SummaryFusion imaging technology has been shown to decrease contrast usage and radiation dose in both standard and complex endovascular aneurysm repair (EVAR) of abdominal aorta aneurysm (AAA). However, its relevance is limited by deformation of vascular structures after insertion of stiff devices during the procedure. The authors performed a prospective study of 50 patients undergoing EVAR to quantify the displacement of the lowest renal artery ostium and to identify the contributing anatomical parameters.
Patients included in this study were adults undergoing EVAR, who were not open-repair candidates, had AAA diameter greater than 50 mm, or had AAA growth rate greater than 10 mm per year. Patients were excluded if a fenestrated or branched endograft was used, or if the repair was performed for ruptured AAA.
EndoNaut station was used for fusion workflow. Digital subtraction angiogram performed intra-procedurally after insertion of stiff devices but prior to EVAR deployment was compared with the fusion roadmap generated pre-operatively using CT angiography. A large number of anatomical parameters were measured, including tortuosity index, length, diameter, angulation, calcification, thrombus, and distance to spine of the relevant vascular segments. Sharpest angulation, as defined by Van Keulen et al, was also calculated.
Mean displacement of the lowest renal artery ostium was 4.1 ± 2.4 mm (range, 0–11.7 mm), with a left/right displacement of 1.6 ± 1.7 mm (range, 0–6.9 mm) and a craniocaudal displacement of 3.5 ± 2.4 mm (range, 0–11.3 mm). Sharpest angulation between the aneurysmal neck and sac contributed significantly to the accuracy of fusion imaging (p = 0.00001).
CommentaryThe authors in this study quantified the degree of renal artery ostia displacement after insertion of stiff devices during EVAR. They further identified the sharpest angulation between the aneurysmal neck and sac as a significant contributor in fusion imaging accuracy. The findings support the need for better fusion imaging technology with semi-automatic intra-procedural adjustments, especially in EVAR cases with significant angulation between the aneurysmal neck and sac. The paper also underlines the importance of small-amount contrast injection prior to EVAR deployment for confirmation of major vascular ostia. Future fusion imaging technology with more adaptive intra-procedural capability, potentially with the assistance of artificial intelligence, should be validated in a similar manner with prospective design and anatomical analysis before we proceed to attempt a zero-contrast EVAR deployment.

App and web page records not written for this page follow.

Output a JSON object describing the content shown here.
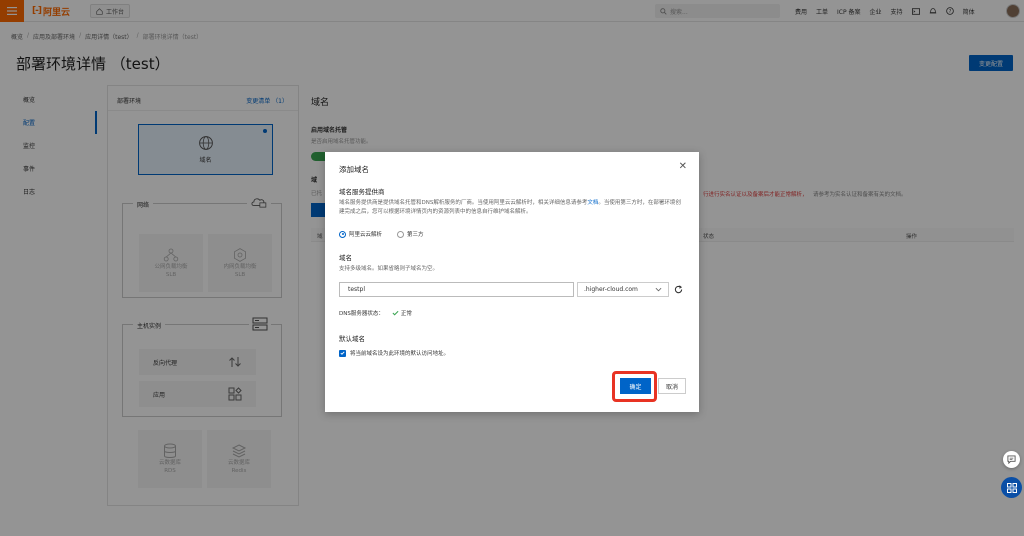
{
  "topbar": {
    "logo_mark": "[-]",
    "logo_text": "阿里云",
    "workbench": "工作台",
    "search_placeholder": "搜索...",
    "nav": [
      "费用",
      "工单",
      "ICP 备案",
      "企业",
      "支持"
    ],
    "lang": "简体"
  },
  "breadcrumb": {
    "items": [
      "概览",
      "应用及部署环境",
      "应用详情（test）",
      "部署环境详情（test）"
    ]
  },
  "page": {
    "title": "部署环境详情 （test）",
    "action_button": "变更配置"
  },
  "sidenav": {
    "items": [
      "概览",
      "配置",
      "监控",
      "事件",
      "日志"
    ],
    "active_index": 1
  },
  "env_panel": {
    "title": "部署环境",
    "change_link": "变更清单 （1）",
    "domain_label": "域名",
    "network_group": "网络",
    "public_slb": "公网负载均衡",
    "private_slb": "内网负载均衡",
    "slb": "SLB",
    "host_group": "主机实例",
    "reverse_proxy": "反向代理",
    "app": "应用",
    "cloud_db": "云数据库",
    "rds": "RDS",
    "redis": "Redis"
  },
  "background": {
    "section_title": "域名",
    "hosting_title": "启用域名托管",
    "hosting_desc": "是否启用域名托管功能。",
    "domain_sec_title": "域",
    "domain_sec_desc": "已托",
    "red_notice": "行进行实名认证以及备案后才能正常解析，",
    "tail_notice": "请参考为实名认证和备案有关的文档。",
    "table_col_status": "状态",
    "table_col_action": "操作",
    "table_col_first": "域"
  },
  "modal": {
    "title": "添加域名",
    "provider_heading": "域名服务提供商",
    "provider_desc_1": "域名服务提供商是提供域名托管和DNS解析服务的厂商。当使用阿里云云解析时，相关详细信息请参考",
    "provider_desc_link": "文档",
    "provider_desc_2": "。当使用第三方时，在部署环境创建完成之后，您可以根据环境详情页内的资源列表中的信息自行维护域名解析。",
    "radio_aliyun": "阿里云云解析",
    "radio_third": "第三方",
    "domain_heading": "域名",
    "domain_desc": "支持多级域名。如果省略则子域名为空。",
    "domain_input_value": "testpl",
    "domain_suffix": ".higher-cloud.com",
    "dns_label": "DNS服务器状态：",
    "dns_status": "正常",
    "default_heading": "默认域名",
    "default_checkbox": "将当前域名设为此环境的默认访问地址。",
    "ok_button": "确定",
    "cancel_button": "取消"
  },
  "colors": {
    "brand": "#ff6a00",
    "primary": "#0064c8",
    "highlight": "#e83323",
    "success": "#3aa552"
  }
}
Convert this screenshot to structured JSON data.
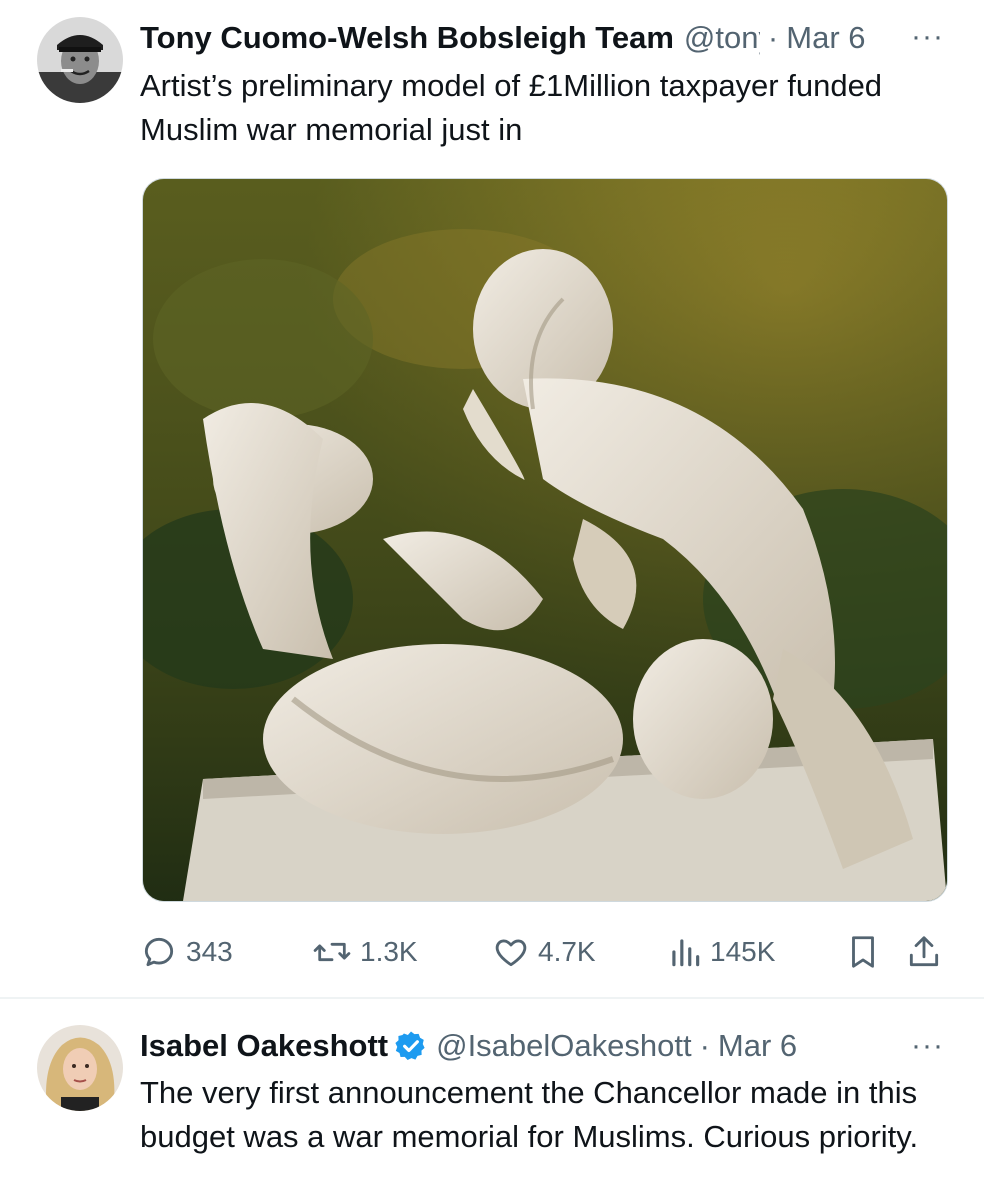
{
  "tweets": [
    {
      "author_name": "Tony Cuomo-Welsh Bobsleigh Team",
      "handle": "@tony",
      "separator": "·",
      "date": "Mar 6",
      "more": "···",
      "text": "Artist’s preliminary model of £1Million taxpayer funded Muslim war memorial just in",
      "media_icon": "statue-photo",
      "actions": {
        "replies": "343",
        "retweets": "1.3K",
        "likes": "4.7K",
        "views": "145K"
      }
    },
    {
      "author_name": "Isabel Oakeshott",
      "verified": true,
      "handle": "@IsabelOakeshott",
      "separator": "·",
      "date": "Mar 6",
      "more": "···",
      "text": "The very first announcement the Chancellor made in this budget was a war memorial for Muslims. Curious priority."
    }
  ],
  "colors": {
    "text_primary": "#0f1419",
    "text_secondary": "#536471",
    "verified_blue": "#1d9bf0",
    "divider": "#eff3f4"
  },
  "icons": [
    "reply-icon",
    "retweet-icon",
    "like-icon",
    "views-icon",
    "bookmark-icon",
    "share-icon",
    "verified-badge-icon",
    "more-icon"
  ]
}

Ningcheng (Peter) Li, MD, MS
Integrated Interventional Radiology Resident, PGY-3
Department of Interventional Radiology
Oregon Health and Science University, Dotter Interventional Institute